- Byron Maxwell, Cornerback; While opponents avoided Richard Sherman like Plague, this kid more than held his own, logging 6 interceptions and 27 passes defended over the past two seasons.
- Mike Iupati, Offensive Guard ; The massive road-grader was arguably the nastiest Lineman of a San Francisco Offensive Line that paved the way for a punishing rushing attack that ranked in the Top-4 in each of the last three years.
- Pernell McPhee, Defensive End; Despite not starting a game over the last two seasons, he distinguished himself among a stacked Defense, racking up 7.5 sacks in 2014. The versatile Lineman played multiple positions for the Ravens.
- Rodney Hudson, Center; At just 25-years old and one of the finest Centers the league, Hudson is likely a casualty of Kansas City’s lack of Cap Space. Leader of an Offensive Line that opened lanes for Pro Bowl Tailback Jamaal Charles (3,829 yards last three years).
- Mark Ingram, Running Back; Former Heisman recorded career-highs in carries (226), rushing yards (964), and touchdowns (9), but can he carry the load on his own outside the comfort of New Orleans’ Offense?
- Bryan Bulaga, Offensive Tackle; Missed all of 2014 with a knee injury, but bounced back to start fifteen games and protect MVP Quarterback Aaron Rodgers. Versatile Tackle that can play inside if needed.
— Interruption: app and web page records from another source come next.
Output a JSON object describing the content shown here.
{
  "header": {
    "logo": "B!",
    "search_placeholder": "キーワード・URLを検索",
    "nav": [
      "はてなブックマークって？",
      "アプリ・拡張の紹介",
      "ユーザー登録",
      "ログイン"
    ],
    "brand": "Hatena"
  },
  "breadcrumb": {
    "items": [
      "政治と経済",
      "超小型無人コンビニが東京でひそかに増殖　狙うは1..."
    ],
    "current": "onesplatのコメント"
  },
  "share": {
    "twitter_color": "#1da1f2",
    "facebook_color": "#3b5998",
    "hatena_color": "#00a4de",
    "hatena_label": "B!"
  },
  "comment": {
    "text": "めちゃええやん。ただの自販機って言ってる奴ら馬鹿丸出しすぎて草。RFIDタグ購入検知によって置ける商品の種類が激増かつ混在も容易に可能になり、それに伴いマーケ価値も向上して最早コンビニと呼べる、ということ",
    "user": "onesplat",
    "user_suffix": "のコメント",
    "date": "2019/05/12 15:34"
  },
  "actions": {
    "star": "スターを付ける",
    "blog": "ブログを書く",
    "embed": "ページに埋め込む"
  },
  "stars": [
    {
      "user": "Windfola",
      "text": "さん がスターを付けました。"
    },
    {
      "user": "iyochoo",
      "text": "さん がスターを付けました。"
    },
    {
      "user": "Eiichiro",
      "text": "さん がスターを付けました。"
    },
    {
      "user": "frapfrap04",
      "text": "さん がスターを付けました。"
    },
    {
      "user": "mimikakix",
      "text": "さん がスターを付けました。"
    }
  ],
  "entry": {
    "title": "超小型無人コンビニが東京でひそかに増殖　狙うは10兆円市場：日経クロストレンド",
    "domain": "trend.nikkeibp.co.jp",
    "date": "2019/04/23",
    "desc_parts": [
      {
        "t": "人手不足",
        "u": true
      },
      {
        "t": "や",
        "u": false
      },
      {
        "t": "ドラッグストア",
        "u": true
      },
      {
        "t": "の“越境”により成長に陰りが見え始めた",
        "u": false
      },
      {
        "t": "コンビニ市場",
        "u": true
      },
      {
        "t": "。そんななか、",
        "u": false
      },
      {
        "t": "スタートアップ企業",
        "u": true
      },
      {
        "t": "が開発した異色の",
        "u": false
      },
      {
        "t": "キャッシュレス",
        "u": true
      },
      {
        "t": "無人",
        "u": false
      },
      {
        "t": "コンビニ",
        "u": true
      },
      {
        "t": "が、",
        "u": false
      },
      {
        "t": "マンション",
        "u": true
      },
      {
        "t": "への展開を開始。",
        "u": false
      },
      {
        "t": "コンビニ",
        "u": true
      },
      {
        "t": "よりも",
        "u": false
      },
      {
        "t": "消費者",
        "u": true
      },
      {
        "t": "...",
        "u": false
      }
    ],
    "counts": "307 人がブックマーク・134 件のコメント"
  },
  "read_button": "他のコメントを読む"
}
- Terrance Knighton, Defensive Tackle; Pot Roast, as he’s known is arguably the premier run-stuffer in the league. Anchored a Denver Defense that ranked second against the run in 2014.
- Torrey Smith, Wide Receiver; Drops were an issue, but the speedster made the most of his opportunities, hauling in 49 passes for 767 yards and 11 touchdowns. A strong vertical threat with 30 touchdowns in four seasons.
- Brian Orakpo, Linebacker; Missed 9 games with a Pectoral Tear, but logged 10.0 sacks in 2013. Offers scheme versatility as a Down Lineman or 3-4 Outside Linebacker, whoever signs must look into his injury history; missed 24 games over the last three campaigns.
- C.J. Spiller, Running Back; Dogged by injuries over the last two seasons, but one of the most electrifying Tailbacks in the NFL. Rushed for 1,244 yards on just 207 carries in 2012, averaging 6.0 yards per carry.
- Da’Norris Searcy, Safety; Played everywhere in the Secondary, emerging as a playmaker in Buffalo putting up 4 interceptions, 14 passes defended, and 4.0 sacks over the last two seasons.
So what do you think? Who will land where? Who will get overpaid? Who will underperform? Which team will clean up in Free Agency, and which will completely miss the boat? We here at Oracle Sports always value the opinion of you, our customers, and would love to hear your thoughts on Free Agency!!! Be sure to leave your comments below in the Comment Section, and be sure to check out any of our lucrative products!!! Remember, keep it clean!!!